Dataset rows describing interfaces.
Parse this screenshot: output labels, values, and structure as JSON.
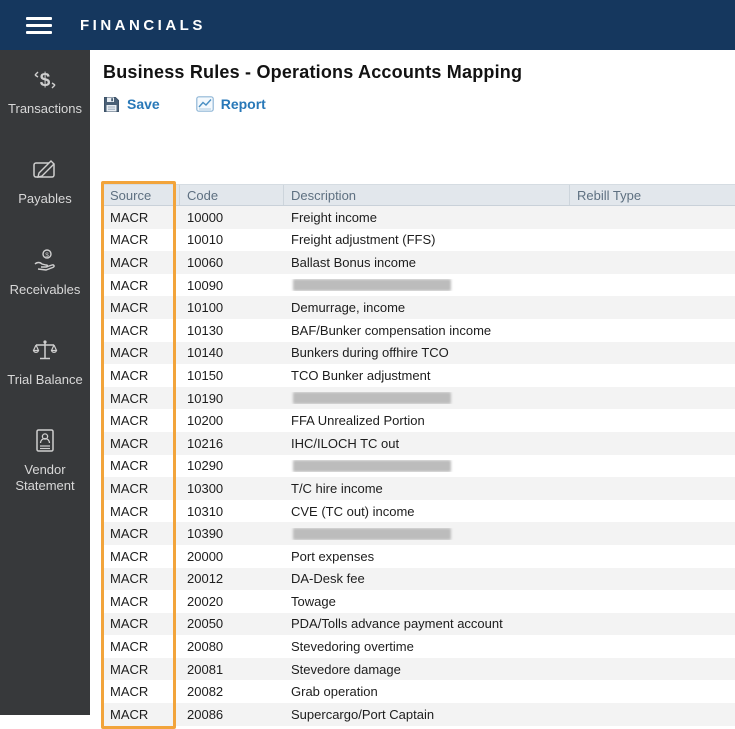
{
  "colors": {
    "topbar_navy": "#15375E",
    "sidebar_gray": "#37393B",
    "link_blue": "#2878B8",
    "highlight_orange": "#F2A43B",
    "header_row_bg": "#E2E7EC"
  },
  "topbar": {
    "app_title": "FINANCIALS"
  },
  "sidebar": {
    "items": [
      {
        "label": "Transactions",
        "icon": "transactions-dollar-icon"
      },
      {
        "label": "Payables",
        "icon": "payables-pen-icon"
      },
      {
        "label": "Receivables",
        "icon": "receivables-hand-coin-icon"
      },
      {
        "label": "Trial Balance",
        "icon": "trial-balance-scale-icon"
      },
      {
        "label": "Vendor Statement",
        "icon": "vendor-statement-document-icon"
      }
    ]
  },
  "main": {
    "page_title": "Business Rules - Operations Accounts Mapping",
    "toolbar": {
      "save_label": "Save",
      "report_label": "Report"
    },
    "table": {
      "columns": [
        "Source",
        "Code",
        "Description",
        "Rebill Type"
      ],
      "highlighted_column": "Source",
      "rows": [
        {
          "source": "MACR",
          "code": "10000",
          "description": "Freight income",
          "rebill_type": "",
          "redacted": false
        },
        {
          "source": "MACR",
          "code": "10010",
          "description": "Freight adjustment (FFS)",
          "rebill_type": "",
          "redacted": false
        },
        {
          "source": "MACR",
          "code": "10060",
          "description": "Ballast Bonus income",
          "rebill_type": "",
          "redacted": false
        },
        {
          "source": "MACR",
          "code": "10090",
          "description": "",
          "rebill_type": "",
          "redacted": true
        },
        {
          "source": "MACR",
          "code": "10100",
          "description": "Demurrage, income",
          "rebill_type": "",
          "redacted": false
        },
        {
          "source": "MACR",
          "code": "10130",
          "description": "BAF/Bunker compensation income",
          "rebill_type": "",
          "redacted": false
        },
        {
          "source": "MACR",
          "code": "10140",
          "description": "Bunkers during offhire TCO",
          "rebill_type": "",
          "redacted": false
        },
        {
          "source": "MACR",
          "code": "10150",
          "description": "TCO Bunker adjustment",
          "rebill_type": "",
          "redacted": false
        },
        {
          "source": "MACR",
          "code": "10190",
          "description": "",
          "rebill_type": "",
          "redacted": true
        },
        {
          "source": "MACR",
          "code": "10200",
          "description": "FFA Unrealized Portion",
          "rebill_type": "",
          "redacted": false
        },
        {
          "source": "MACR",
          "code": "10216",
          "description": "IHC/ILOCH TC out",
          "rebill_type": "",
          "redacted": false
        },
        {
          "source": "MACR",
          "code": "10290",
          "description": "",
          "rebill_type": "",
          "redacted": true
        },
        {
          "source": "MACR",
          "code": "10300",
          "description": "T/C hire income",
          "rebill_type": "",
          "redacted": false
        },
        {
          "source": "MACR",
          "code": "10310",
          "description": "CVE (TC out) income",
          "rebill_type": "",
          "redacted": false
        },
        {
          "source": "MACR",
          "code": "10390",
          "description": "",
          "rebill_type": "",
          "redacted": true
        },
        {
          "source": "MACR",
          "code": "20000",
          "description": "Port expenses",
          "rebill_type": "",
          "redacted": false
        },
        {
          "source": "MACR",
          "code": "20012",
          "description": "DA-Desk fee",
          "rebill_type": "",
          "redacted": false
        },
        {
          "source": "MACR",
          "code": "20020",
          "description": "Towage",
          "rebill_type": "",
          "redacted": false
        },
        {
          "source": "MACR",
          "code": "20050",
          "description": "PDA/Tolls advance payment account",
          "rebill_type": "",
          "redacted": false
        },
        {
          "source": "MACR",
          "code": "20080",
          "description": "Stevedoring overtime",
          "rebill_type": "",
          "redacted": false
        },
        {
          "source": "MACR",
          "code": "20081",
          "description": "Stevedore damage",
          "rebill_type": "",
          "redacted": false
        },
        {
          "source": "MACR",
          "code": "20082",
          "description": "Grab operation",
          "rebill_type": "",
          "redacted": false
        },
        {
          "source": "MACR",
          "code": "20086",
          "description": "Supercargo/Port Captain",
          "rebill_type": "",
          "redacted": false
        }
      ]
    }
  }
}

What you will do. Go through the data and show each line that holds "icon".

Response to the exercise.
        "icon": "transactions-dollar-icon"
        "icon": "payables-pen-icon"
        "icon": "receivables-hand-coin-icon"
        "icon": "trial-balance-scale-icon"
        "icon": "vendor-statement-document-icon"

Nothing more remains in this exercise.